I don’t get to work on treatments often, so I’m always stoked to take these on and mix it up from my Emailer routine. And I couldn’t have asked for a better project to work on. Chicago-based Jason Little has a bright, vibrant brand — his style is not unheard of for a food photographer, but it’s certainly exciting to see how creative he is with his colorful backdrops and bright lighting.
Jason was familiar with treatments, but he never took the extra step to make one that was specially tailored for his brand. Here is the list of goals for this project and I quote:
— Overall a more professional look that replaces my current high school PowerPoint design
— Would love the tone to reflect a ’boutique’ brand vs. corporate or uber polished. Think hit indie movie vs big-budget blockbuster
— Would still like to maintain the fun/playful/lighthearted elements of my previous iteration (that’s mostly in the copy, however)
— With the new branding direction some loose inspiration is coming from the 60s/70s sci-fi novel cover design, new wave and psychedelic music album designs, minimal/angular 80s design elements.
The first option featured a zoomed-in photo with a color filter that acts as the background/border for the main image on each page. The background photo becomes the main image shown on the next page. An abbreviated submark is used at the top left corner of each page.
The second option contains photos displayed in a masonry grid that takes up about half of each page. Full bleed pages are also used to separate/bookmark sections of the treatment. Each page is labeled with colorful text (color based on the images displayed). A vertical line to highlight the text and the page number matches the header.
Option three features a large, white strip that lies over a masonry grid of images for the cover. Jason’s logo is cut out of the white block and shows the images in the background. A large, left-justified white block lies over a full bleed image on the interior pages. Jason’s abbreviated submark is cut out of white at the top left corner to show the background image. Each page is labeled with colorful text (color based on the images displayed). A vertical line to highlight the text and the page number matches the header.
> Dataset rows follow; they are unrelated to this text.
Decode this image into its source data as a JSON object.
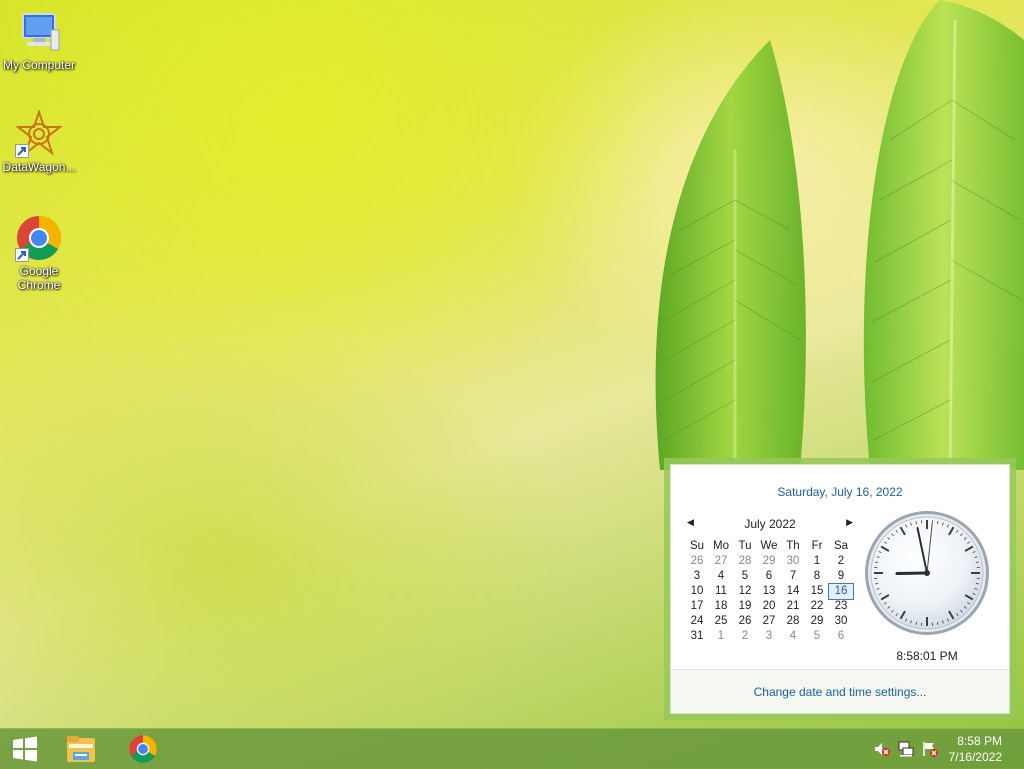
{
  "desktop": {
    "icons": [
      {
        "label": "My Computer"
      },
      {
        "label": "DataWagon..."
      },
      {
        "label": "Google Chrome"
      }
    ]
  },
  "flyout": {
    "long_date": "Saturday, July 16, 2022",
    "month_label": "July 2022",
    "weekdays": [
      "Su",
      "Mo",
      "Tu",
      "We",
      "Th",
      "Fr",
      "Sa"
    ],
    "days": [
      [
        "26",
        "27",
        "28",
        "29",
        "30",
        "1",
        "2"
      ],
      [
        "3",
        "4",
        "5",
        "6",
        "7",
        "8",
        "9"
      ],
      [
        "10",
        "11",
        "12",
        "13",
        "14",
        "15",
        "16"
      ],
      [
        "17",
        "18",
        "19",
        "20",
        "21",
        "22",
        "23"
      ],
      [
        "24",
        "25",
        "26",
        "27",
        "28",
        "29",
        "30"
      ],
      [
        "31",
        "1",
        "2",
        "3",
        "4",
        "5",
        "6"
      ]
    ],
    "today": "16",
    "analog_time": "8:58:01 PM",
    "settings_link": "Change date and time settings..."
  },
  "taskbar": {
    "time": "8:58 PM",
    "date": "7/16/2022"
  },
  "colors": {
    "accent_link": "#1b5fa8",
    "taskbar": "#6c9a3c"
  }
}
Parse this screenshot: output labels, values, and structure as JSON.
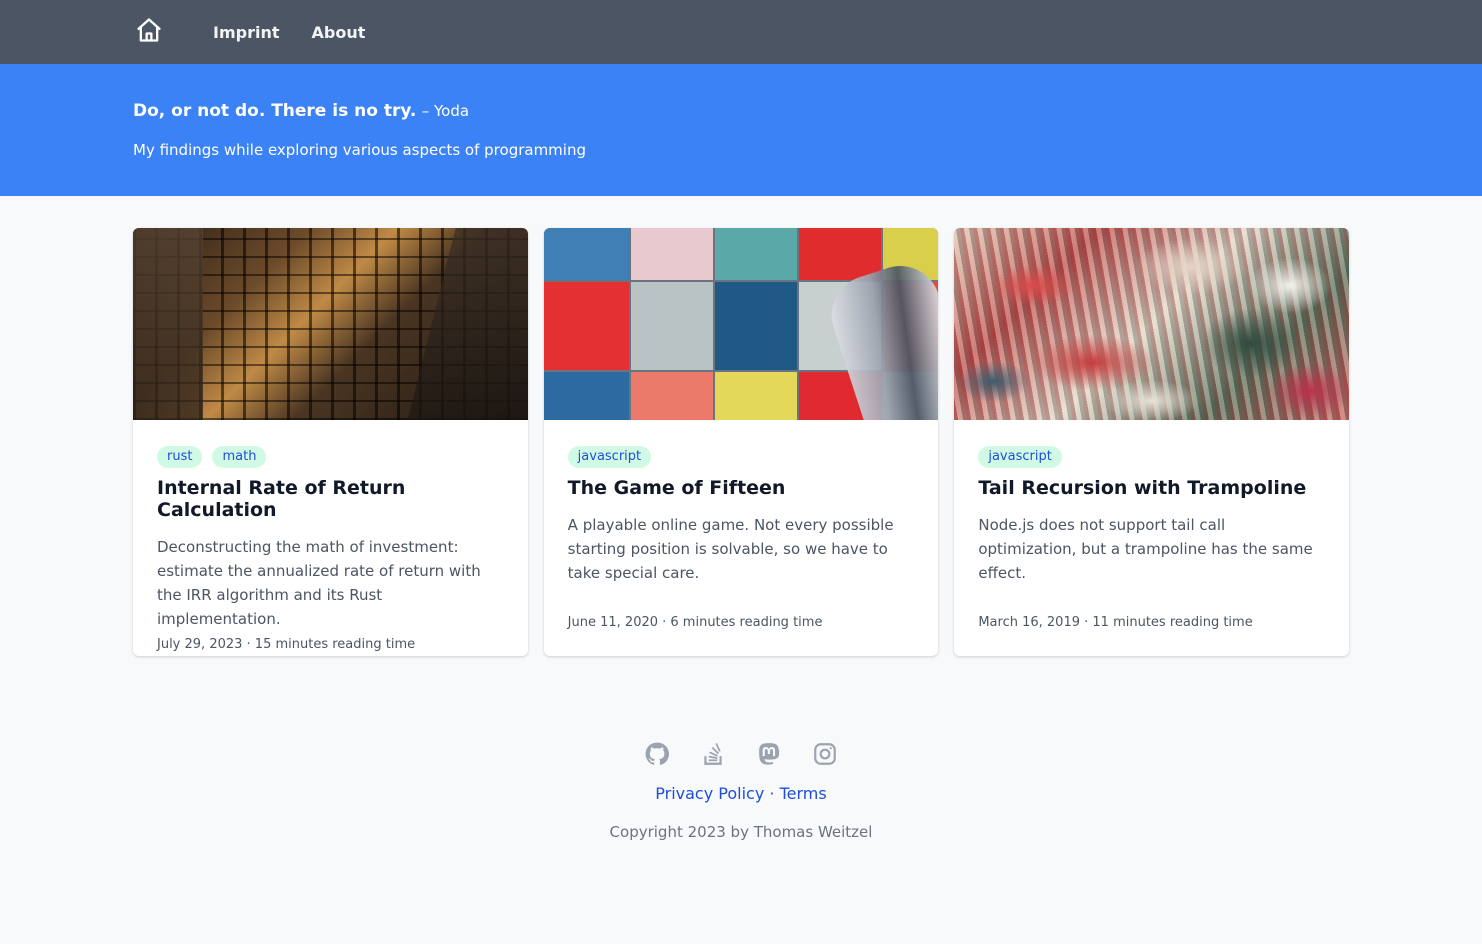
{
  "nav": {
    "home_icon": "home-icon",
    "links": [
      "Imprint",
      "About"
    ]
  },
  "hero": {
    "quote": "Do, or not do. There is no try.",
    "quote_author": "– Yoda",
    "tagline": "My findings while exploring various aspects of programming"
  },
  "posts": [
    {
      "tags": [
        "rust",
        "math"
      ],
      "title": "Internal Rate of Return Calculation",
      "description": "Deconstructing the math of investment: estimate the annualized rate of return with the IRR algorithm and its Rust implementation.",
      "meta": "July 29, 2023 · 15 minutes reading time"
    },
    {
      "tags": [
        "javascript"
      ],
      "title": "The Game of Fifteen",
      "description": "A playable online game. Not every possible starting position is solvable, so we have to take special care.",
      "meta": "June 11, 2020 · 6 minutes reading time"
    },
    {
      "tags": [
        "javascript"
      ],
      "title": "Tail Recursion with Trampoline",
      "description": "Node.js does not support tail call optimization, but a trampoline has the same effect.",
      "meta": "March 16, 2019 · 11 minutes reading time"
    }
  ],
  "footer": {
    "social_icons": [
      "github-icon",
      "stackoverflow-icon",
      "mastodon-icon",
      "instagram-icon"
    ],
    "privacy": "Privacy Policy",
    "separator": "·",
    "terms": "Terms",
    "copyright": "Copyright 2023 by Thomas Weitzel"
  },
  "colors": {
    "nav_bg": "#4b5563",
    "hero_bg": "#3b82f6",
    "tag_bg": "#d1fae5",
    "link": "#1d4ed8"
  }
}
Jason chose a mix of options two and three. The cover of option three was a total winner, as well as the submarks from option three. However, Jason was more intrigued by the masonry grid from option two. By combining these two styles, we created a solid solution for his treatment.
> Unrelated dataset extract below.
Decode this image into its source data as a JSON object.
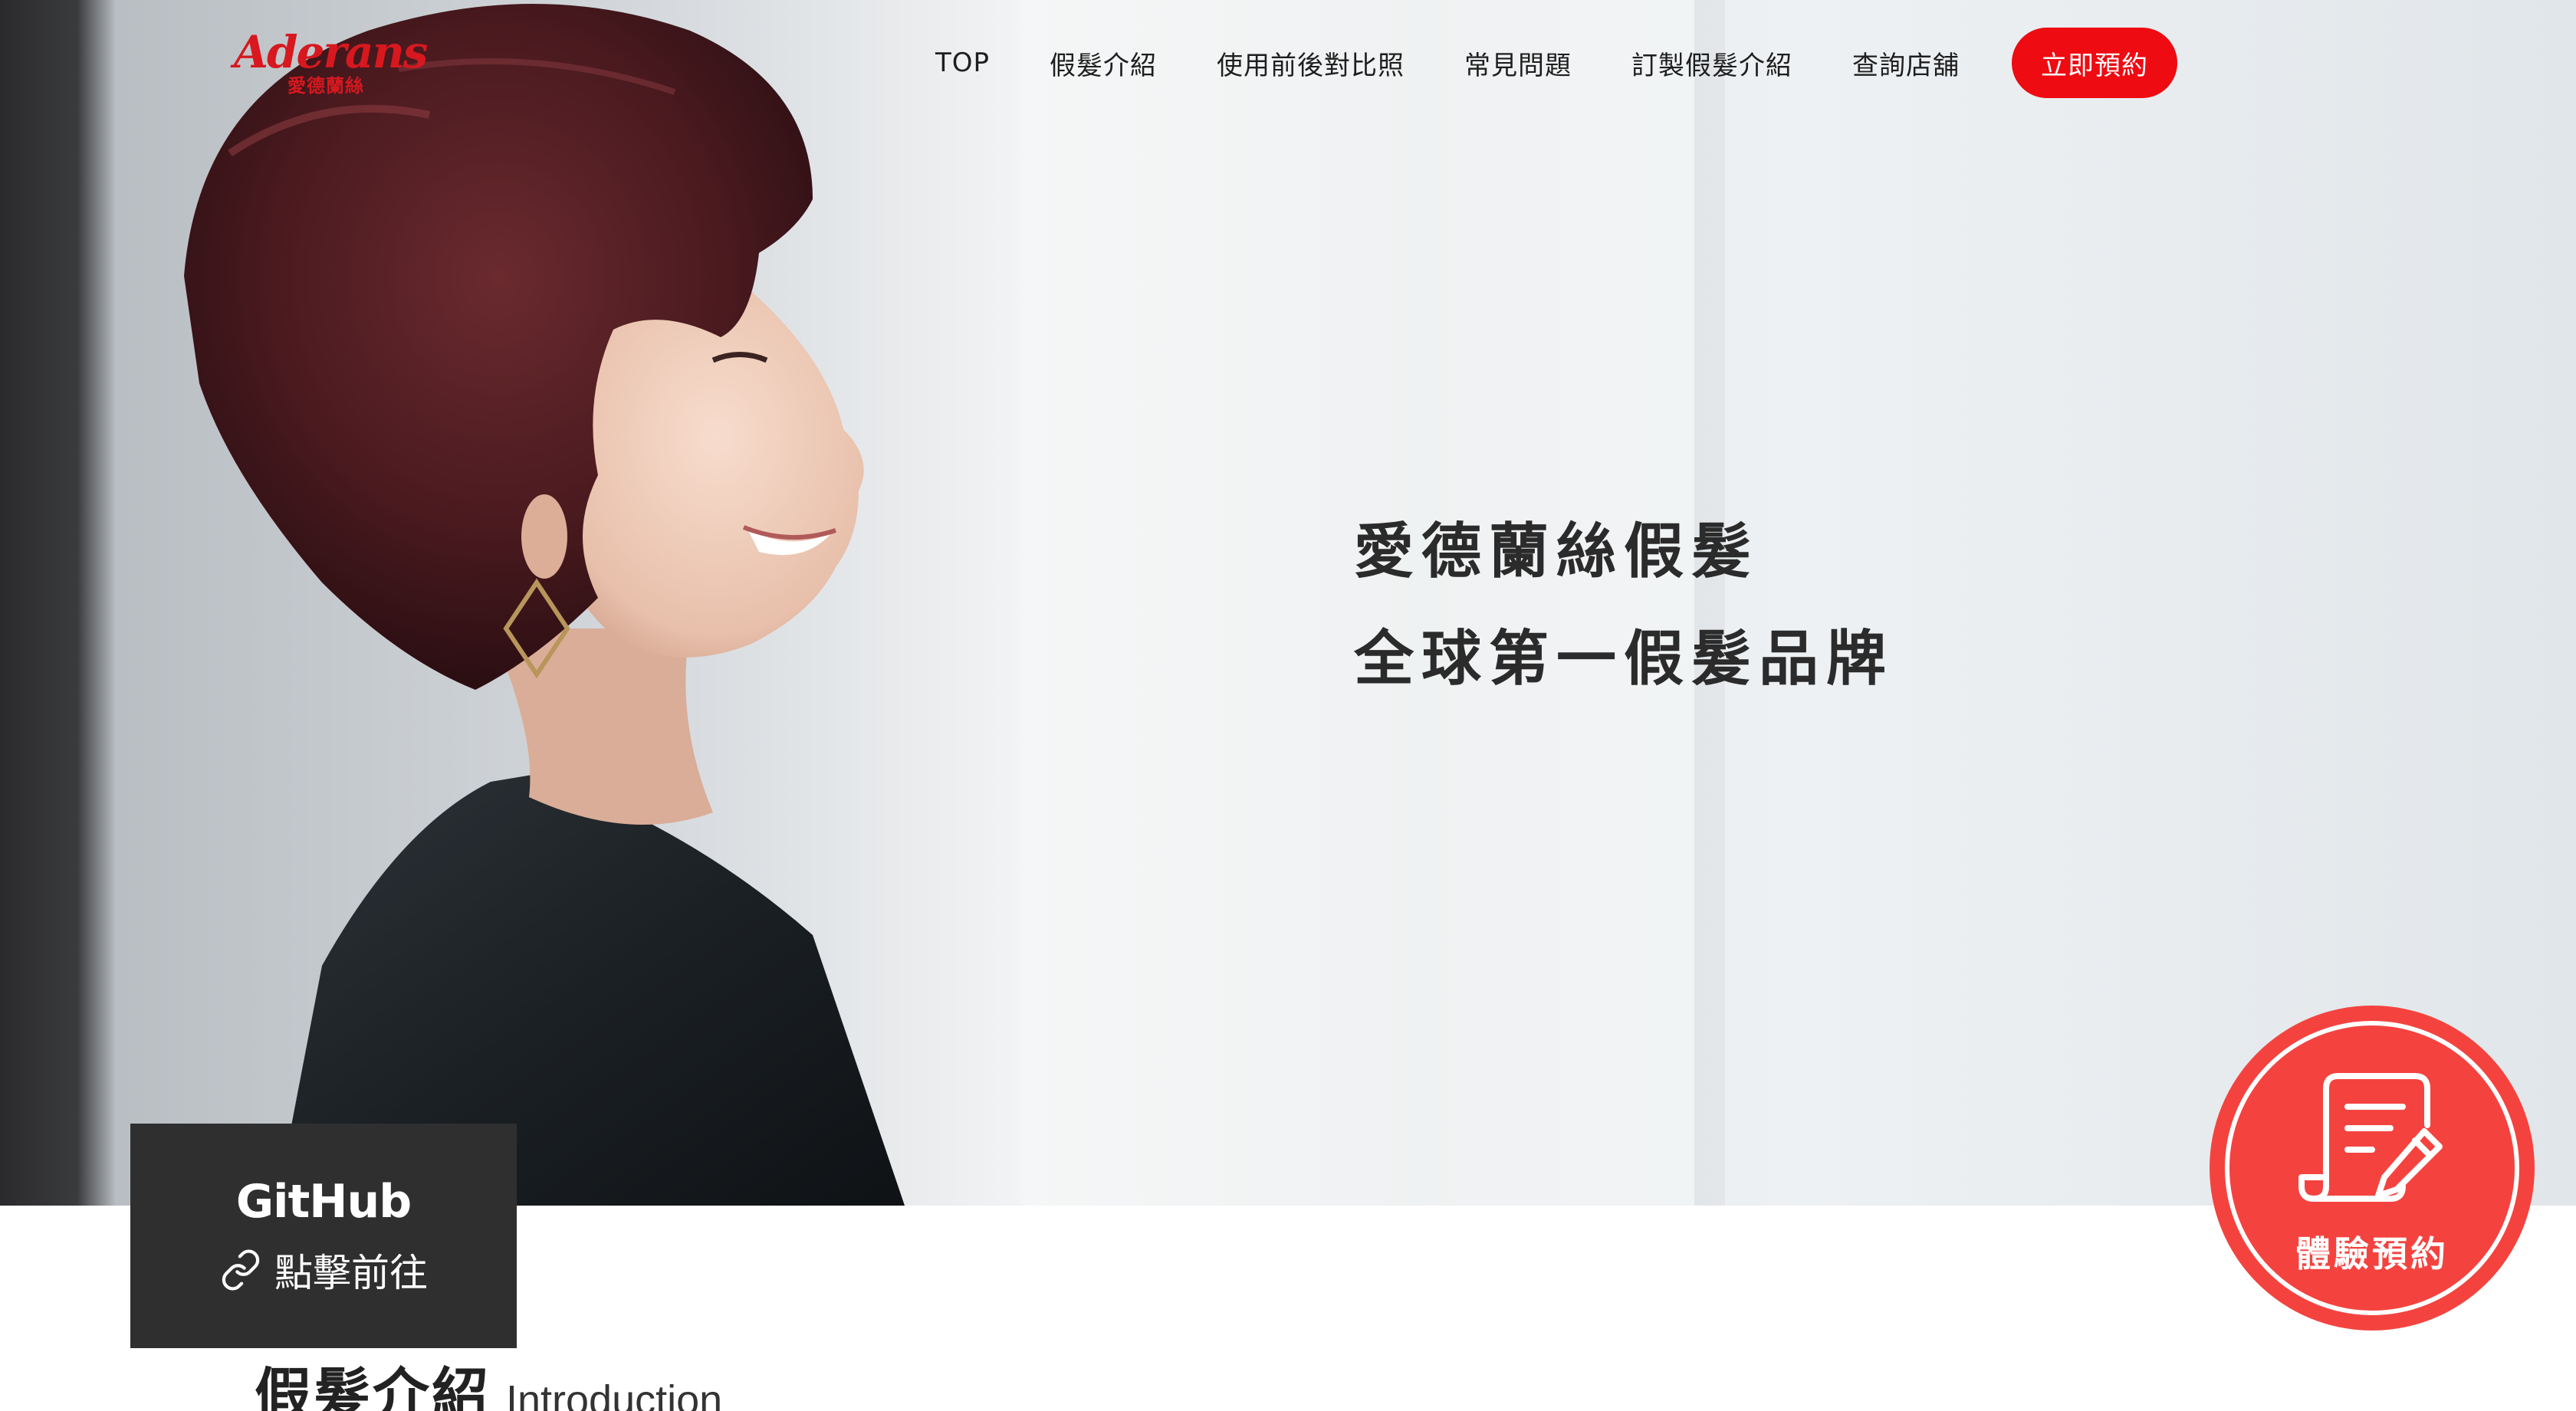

We were on a roll. Jason was happy with the final design so now we just had to figure out what the treatment was going to say. We decided to include pages for the cover, about the project, production details, the team, a flex page, and a farewell page (to which I cleverly added an 80s movie/food-specific pun and really like to point out).
We wrapped up the project within the next day. Jason needed the treatment to pitch to an actual client! With a few tweaks, he filled in all his information and sent it off!